Outside my office at VTS hangs a plaque dedicating the space to the memory of Alexander Watson Weddell: “soldier of the Confederacy, student of this seminary, and presbyter of the Diocese of Virginia”. When I first saw this, I was stunned. I reread it several times. I considered what I might hang up to cover the plaque. Then I stopped, took a deep breath, and got curious. Who was this man? What was his story? Could my discomfort be leading me toward something important?
I reached out the VTS archivist who was able to tell me about this “soldier, scholar, priest”. Alexander was born in 1841 and was wounded in 1862, when he was 21 years old. After the war, he was a lawyer and newspaper editor in Petersburg, VA. In 1868, he enrolled at VTS and was ordained in 1870. The work he and two other ex-Confederate Episcopal Priests did with African American families led to the establishment of St. Stephen’s Normal and Industrial School, which later became Bishop Payne Divinity School, which eventually became part of VTS.
For the last several months, I have been grappling with what means to me to be on faculty at VTS. What will it mean to regularly work in buildings built by enslaved people? What are the ethical responsibilities of leaders whose institutions’ current stability has its roots in what was a fundamentally unjust and unethical financial and social system? How does our communal racist and classist history continue, generation after generation, to shape our perceptions of reality?

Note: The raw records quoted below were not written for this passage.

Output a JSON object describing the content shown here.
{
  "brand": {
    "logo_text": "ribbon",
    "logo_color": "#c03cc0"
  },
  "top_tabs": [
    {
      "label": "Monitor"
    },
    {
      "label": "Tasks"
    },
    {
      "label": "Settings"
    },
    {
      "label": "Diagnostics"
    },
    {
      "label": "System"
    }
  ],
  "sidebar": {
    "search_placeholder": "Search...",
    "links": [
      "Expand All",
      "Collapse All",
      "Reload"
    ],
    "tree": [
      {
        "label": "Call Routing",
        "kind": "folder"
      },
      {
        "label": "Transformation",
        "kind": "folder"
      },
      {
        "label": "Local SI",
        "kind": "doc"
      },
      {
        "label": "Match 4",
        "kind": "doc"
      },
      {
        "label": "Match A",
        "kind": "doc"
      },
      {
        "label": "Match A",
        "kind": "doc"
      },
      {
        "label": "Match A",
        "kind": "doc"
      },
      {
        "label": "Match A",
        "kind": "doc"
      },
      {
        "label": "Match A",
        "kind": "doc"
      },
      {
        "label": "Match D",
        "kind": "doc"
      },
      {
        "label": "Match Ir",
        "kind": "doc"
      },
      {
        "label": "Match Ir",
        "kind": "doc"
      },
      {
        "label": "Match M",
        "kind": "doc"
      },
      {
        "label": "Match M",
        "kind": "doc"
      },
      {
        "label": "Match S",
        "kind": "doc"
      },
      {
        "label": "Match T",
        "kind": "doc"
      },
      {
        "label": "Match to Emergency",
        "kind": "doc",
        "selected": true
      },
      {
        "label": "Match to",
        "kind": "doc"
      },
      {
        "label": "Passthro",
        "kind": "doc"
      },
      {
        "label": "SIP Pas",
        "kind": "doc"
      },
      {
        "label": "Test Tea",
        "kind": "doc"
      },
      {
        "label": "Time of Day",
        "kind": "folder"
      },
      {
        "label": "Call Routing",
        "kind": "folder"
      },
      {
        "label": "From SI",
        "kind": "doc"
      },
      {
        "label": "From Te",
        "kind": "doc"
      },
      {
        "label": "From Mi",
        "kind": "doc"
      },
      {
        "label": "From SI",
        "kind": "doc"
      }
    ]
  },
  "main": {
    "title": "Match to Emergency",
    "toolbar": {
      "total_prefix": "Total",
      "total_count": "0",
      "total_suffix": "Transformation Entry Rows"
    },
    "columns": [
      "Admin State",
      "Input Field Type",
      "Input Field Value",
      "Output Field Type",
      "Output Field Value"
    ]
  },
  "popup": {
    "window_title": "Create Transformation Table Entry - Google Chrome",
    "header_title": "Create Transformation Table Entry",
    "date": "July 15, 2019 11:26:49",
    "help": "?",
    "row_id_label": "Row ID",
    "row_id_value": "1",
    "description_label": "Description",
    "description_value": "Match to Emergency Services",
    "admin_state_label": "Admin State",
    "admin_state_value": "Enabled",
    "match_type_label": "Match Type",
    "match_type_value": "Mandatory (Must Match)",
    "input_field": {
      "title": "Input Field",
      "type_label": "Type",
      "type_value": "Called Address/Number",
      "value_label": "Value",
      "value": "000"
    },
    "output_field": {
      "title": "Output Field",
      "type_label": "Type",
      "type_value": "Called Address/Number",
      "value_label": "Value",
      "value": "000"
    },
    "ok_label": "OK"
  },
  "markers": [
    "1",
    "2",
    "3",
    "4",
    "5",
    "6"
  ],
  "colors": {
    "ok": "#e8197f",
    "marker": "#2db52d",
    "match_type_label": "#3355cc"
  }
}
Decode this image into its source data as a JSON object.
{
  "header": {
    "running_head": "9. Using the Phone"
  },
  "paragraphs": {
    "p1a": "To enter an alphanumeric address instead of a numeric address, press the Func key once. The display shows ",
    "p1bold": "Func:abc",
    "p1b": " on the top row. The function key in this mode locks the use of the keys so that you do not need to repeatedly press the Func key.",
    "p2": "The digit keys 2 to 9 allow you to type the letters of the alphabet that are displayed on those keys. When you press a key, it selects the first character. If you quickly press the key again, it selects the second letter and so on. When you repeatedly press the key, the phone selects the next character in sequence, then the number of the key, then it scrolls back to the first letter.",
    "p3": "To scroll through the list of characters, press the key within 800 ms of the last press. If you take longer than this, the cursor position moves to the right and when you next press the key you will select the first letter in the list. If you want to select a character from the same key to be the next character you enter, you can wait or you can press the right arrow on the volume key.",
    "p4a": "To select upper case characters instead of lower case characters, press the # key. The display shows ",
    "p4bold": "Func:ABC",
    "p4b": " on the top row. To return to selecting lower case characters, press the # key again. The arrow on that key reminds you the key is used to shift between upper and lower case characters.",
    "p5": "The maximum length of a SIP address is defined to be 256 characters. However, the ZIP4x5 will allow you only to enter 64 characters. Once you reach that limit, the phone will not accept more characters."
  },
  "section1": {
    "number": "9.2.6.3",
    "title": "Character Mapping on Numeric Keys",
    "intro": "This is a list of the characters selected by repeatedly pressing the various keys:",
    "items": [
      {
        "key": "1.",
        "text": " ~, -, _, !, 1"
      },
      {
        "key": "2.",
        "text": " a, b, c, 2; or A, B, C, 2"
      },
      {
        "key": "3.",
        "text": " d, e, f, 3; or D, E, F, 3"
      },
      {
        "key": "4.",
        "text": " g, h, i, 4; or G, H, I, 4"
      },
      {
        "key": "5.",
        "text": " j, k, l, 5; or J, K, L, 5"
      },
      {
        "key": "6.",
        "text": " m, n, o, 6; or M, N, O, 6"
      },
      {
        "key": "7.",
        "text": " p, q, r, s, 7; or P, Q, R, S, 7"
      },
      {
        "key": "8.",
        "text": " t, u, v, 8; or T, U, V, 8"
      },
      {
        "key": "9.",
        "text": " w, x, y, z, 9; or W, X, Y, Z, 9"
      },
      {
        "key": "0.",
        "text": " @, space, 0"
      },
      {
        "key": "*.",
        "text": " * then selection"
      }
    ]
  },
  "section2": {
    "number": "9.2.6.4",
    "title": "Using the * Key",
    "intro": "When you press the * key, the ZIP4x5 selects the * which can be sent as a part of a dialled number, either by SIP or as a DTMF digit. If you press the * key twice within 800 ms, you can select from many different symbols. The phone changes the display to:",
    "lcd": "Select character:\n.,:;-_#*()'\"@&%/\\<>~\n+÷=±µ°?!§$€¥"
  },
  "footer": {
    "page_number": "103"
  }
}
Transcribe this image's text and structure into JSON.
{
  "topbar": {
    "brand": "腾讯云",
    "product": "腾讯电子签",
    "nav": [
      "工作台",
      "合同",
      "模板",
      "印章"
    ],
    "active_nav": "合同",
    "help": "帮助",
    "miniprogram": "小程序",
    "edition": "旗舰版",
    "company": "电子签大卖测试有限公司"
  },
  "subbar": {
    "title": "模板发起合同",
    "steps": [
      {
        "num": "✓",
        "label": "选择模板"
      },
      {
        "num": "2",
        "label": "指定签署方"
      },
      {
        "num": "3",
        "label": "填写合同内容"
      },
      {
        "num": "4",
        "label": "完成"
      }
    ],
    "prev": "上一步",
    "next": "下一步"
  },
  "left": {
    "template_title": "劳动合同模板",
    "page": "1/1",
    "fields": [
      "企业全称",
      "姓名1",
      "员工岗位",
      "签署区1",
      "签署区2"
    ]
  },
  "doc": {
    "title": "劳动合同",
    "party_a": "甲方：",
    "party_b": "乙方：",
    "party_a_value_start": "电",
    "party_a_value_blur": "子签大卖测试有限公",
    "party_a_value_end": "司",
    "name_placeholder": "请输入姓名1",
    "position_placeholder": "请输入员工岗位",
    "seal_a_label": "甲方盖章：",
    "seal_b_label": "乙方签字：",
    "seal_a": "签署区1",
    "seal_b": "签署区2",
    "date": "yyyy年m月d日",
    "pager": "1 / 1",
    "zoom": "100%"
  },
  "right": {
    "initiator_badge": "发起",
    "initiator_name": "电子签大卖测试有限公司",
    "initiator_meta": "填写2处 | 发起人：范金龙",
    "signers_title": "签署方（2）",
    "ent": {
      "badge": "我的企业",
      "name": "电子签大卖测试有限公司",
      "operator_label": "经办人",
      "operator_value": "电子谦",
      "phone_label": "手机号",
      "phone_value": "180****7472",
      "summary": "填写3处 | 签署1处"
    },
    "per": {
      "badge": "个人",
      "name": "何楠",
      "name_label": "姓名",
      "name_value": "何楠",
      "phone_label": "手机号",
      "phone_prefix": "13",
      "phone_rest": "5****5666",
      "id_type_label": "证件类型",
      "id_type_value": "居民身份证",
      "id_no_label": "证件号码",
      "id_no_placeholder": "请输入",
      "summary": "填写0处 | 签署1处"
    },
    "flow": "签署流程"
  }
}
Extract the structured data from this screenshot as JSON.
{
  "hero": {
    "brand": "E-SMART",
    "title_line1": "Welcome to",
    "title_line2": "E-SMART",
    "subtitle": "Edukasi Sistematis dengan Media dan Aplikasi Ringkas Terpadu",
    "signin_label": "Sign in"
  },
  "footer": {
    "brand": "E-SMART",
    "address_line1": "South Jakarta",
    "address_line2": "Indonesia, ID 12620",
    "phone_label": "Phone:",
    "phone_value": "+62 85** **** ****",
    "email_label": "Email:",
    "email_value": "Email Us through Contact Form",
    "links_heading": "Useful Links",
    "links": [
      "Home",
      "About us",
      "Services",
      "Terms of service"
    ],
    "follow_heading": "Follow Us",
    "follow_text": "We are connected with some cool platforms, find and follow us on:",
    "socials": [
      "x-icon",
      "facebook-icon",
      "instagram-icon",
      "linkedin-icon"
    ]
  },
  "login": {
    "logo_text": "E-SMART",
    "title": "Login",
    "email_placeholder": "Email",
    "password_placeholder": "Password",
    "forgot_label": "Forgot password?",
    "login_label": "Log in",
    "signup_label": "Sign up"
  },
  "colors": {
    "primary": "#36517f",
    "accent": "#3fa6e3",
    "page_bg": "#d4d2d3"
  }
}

I do not think the current day leaders and members of institutions and communities can be held responsible for what happened in the past. At the same time, we can’t deny or cover up these realities. The ministers and leaders of these communities must acknowledge the privileges we enjoy are a legacy of those unjust systems, and we are morally obligated to leverage the resources at our disposal to address the current day manifestations of systemic discrimination.
Today I added two additional signs outside my office door (“Black Lives Matter” and “Diverse, Inclusive, Accepting, Welcoming Safe Space for Everyone”). I did not cover up the plaque; even through I know it will continue to make me uncomfortable. It is an artifact of our history as a seminary and church. It is part of our story, but it is not the end of our story. The combination of these three signs reminds me:
- Covering up or denying what makes us uncomfortable is detrimental to our souls.
- Being curious about the context and complexity of a situation fosters empathy.
- Using my personal resources to make the world a more just and compassionate place is not optional.
The Rev. Stacy Williams-Duncan August 11, 2016